The five basic elements required to establish a legally enforceable contract are summarised as follows.
An offer is a definite undertaking by one party to another setting out the terms on which it is prepared to deal and is made with the intention that it will be binding as soon as it is accepted.
The two elements required to form an offer are, (a), that the terms presented are sufficiently clear to allow a contract to be formed merely by acceptance without further negotiation (although such negotiation may still occur); and, (b), there is an intention of the offeror to be legally bound (this may be inferred from words or conduct). A statement which lacks either or both of these components will constitute a mere “invitation to treat”.

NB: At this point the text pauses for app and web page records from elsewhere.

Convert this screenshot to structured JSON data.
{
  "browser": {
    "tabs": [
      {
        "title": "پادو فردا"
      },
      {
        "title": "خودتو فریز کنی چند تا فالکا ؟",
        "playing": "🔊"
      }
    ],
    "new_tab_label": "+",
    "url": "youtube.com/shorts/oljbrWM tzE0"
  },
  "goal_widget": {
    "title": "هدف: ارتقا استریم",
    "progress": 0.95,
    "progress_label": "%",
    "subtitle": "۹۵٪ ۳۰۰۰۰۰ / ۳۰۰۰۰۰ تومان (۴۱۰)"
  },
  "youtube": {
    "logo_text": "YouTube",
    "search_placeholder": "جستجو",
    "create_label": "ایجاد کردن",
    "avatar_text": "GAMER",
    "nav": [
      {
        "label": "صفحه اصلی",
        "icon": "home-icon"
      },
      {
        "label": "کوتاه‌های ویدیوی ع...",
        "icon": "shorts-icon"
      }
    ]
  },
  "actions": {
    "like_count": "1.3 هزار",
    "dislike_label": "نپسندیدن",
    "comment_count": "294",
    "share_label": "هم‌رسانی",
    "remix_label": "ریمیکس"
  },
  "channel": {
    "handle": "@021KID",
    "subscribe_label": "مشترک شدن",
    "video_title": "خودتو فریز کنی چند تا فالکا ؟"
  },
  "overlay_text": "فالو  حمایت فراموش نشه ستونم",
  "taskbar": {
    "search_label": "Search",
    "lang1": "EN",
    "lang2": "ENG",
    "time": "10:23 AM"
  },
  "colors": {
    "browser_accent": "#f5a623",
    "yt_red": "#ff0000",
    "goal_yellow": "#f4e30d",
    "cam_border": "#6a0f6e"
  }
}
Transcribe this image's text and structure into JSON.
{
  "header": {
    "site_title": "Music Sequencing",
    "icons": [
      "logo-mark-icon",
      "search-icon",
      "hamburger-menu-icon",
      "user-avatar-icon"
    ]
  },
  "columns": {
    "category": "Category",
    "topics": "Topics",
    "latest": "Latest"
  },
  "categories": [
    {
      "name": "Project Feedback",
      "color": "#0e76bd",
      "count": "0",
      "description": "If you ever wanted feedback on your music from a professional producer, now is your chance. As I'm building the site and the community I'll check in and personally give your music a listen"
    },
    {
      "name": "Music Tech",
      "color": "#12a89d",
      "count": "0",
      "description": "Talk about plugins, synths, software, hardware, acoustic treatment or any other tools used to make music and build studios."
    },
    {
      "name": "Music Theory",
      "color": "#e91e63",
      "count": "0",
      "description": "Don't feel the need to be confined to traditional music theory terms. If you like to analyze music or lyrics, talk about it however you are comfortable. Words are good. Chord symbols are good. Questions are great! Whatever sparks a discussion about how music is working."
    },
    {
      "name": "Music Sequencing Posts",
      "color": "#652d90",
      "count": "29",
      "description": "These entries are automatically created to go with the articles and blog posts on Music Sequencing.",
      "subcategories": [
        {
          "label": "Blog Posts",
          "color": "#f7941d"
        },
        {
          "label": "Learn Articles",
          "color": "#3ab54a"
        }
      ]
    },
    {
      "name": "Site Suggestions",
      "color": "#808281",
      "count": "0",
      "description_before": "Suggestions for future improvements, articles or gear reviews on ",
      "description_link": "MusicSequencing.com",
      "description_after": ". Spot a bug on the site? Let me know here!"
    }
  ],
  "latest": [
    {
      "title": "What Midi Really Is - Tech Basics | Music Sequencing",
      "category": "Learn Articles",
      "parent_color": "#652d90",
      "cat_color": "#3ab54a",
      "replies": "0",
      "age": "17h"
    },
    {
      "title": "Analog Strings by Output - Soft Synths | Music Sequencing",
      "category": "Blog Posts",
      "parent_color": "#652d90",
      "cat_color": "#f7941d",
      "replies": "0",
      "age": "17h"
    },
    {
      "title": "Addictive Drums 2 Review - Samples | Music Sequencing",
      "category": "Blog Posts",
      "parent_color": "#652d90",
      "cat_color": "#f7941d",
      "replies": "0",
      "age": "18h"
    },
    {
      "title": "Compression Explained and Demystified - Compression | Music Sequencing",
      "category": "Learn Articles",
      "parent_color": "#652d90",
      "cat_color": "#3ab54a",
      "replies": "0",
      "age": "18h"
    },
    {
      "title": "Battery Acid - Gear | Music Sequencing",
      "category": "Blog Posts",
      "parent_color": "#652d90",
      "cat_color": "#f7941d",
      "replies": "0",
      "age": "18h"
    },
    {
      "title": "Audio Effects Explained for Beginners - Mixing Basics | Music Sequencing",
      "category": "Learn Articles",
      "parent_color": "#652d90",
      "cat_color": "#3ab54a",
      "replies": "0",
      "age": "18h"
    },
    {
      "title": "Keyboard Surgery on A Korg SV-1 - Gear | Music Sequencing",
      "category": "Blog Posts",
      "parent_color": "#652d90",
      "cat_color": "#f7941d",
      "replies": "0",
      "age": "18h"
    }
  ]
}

There is a well-established presumption in law that parties to a business agreement intend to be legally bound. Courts will usually draw inferences from the words or conduct of the parties to establish intention and, if satisfied, will do its best to give effect to that intention.
Considering this, the best way to protect yourself when engaging in business negotiations via email is to state at the outset that an agreement is not binding until such time as a formal agreement is entered into.
Certainty of terms
Certainty of terms is another necessary element of formation. A contract may be deemed unenforceable if key terms are not settled at the time the offer and acceptance are made. It is important to note, however, that commercial contracts rarely fail on grounds of uncertainty, as courts are usually able to discern appropriate terms from the circumstances of the contract or by reference to market practice or other objective standards.
In common law jurisdictions such as New Zealand, a contract is not binding unless supported by consideration, except where made by deed.
In the commercial context, the contract will need to be supported by something of value. This could be a promise to provide goods or services, a promise to pay for goods or services, or the foregoing of a benefit (e.g. forbearance to sue).
A general principle of contract law is that a contract is formed at the time that acceptance is communicated by the offeror to the offeree. This acceptance must be full, unequivocal acceptance and must not include the introduction of any new terms. Anything less than this is likely to be treated by the courts as a rejection or counter-offer.
New Core Properties Ltd v Ganellen Construction Ltd  NZHC 3128
This is a case where an enforceable contract was deemed to have been created as a result of a sequence of email exchanges.
New Core Properties Limited owned a central city commercial property it wished to develop following the Christchurch earthquake and accordingly entered into discussions with a building company, Ganellen Construction Limited, regarding a proposed building contract.
The question before the court was whether a legally binding contract was in fact ever concluded between the parties.
The court saw particular importance in a chain of email correspondence on 1 March 2014 which involved negotiation between the two parties’ respective legal representatives as to several key terms of the contract. Factors that the court looked at closely included the wording of the emails, the timing of the emails and who the emails were actually sent by.
Despite New Core’s director’s deposition that he had no intention of becoming legally bound by the emails, the court stepped beyond this and presumed legal intention through an examination of the surrounding circumstances of the case. The court also took note of a confirmatory email sent by New Core’s solicitor to Ganellen Construction on 29 April 2014 and ruled that this demonstrated clear evidence that consensus had been reached by the parties on all essential terms.
A further defence made by New Core was that the solicitor who sent the email did not have capacity to enter into a contract on the company’s behalf. The court dismissed this claim on the grounds that the solicitors were appointed as representatives by written authority of the company and did therefore have capacity to bind New Core.
The court found that an enforceable contract had come into existence as a result of the emails on 1 March 2014, identifying a specific email as the offer and another as the acceptance. The parties were directed back to arbitration to reach an appropriate settlement.
This recent judgement highlights the important notions that:
- There is a presumption in law that parties to an apparent business transaction do intend to be legally bound;
- Legal representatives have the ability to enter into commercial contracts via email on their clients’ behalf where written authority has been obtained; and
- Agreements reached between two parties via email will be treated no differently than a contract agreed via any other medium.
Considering the above it is important that maximum caution is exercised when engaging in business negotiations with another party, particularly where those communications are made by electronic means.
This article is current as at the date of publication and is only intended to provide general comments about the law. Harkness Henry accepts no responsibility for reliance by any person or organisation on the content of the article. Please contact the author of the article if you require specific advice about how the law applies to you.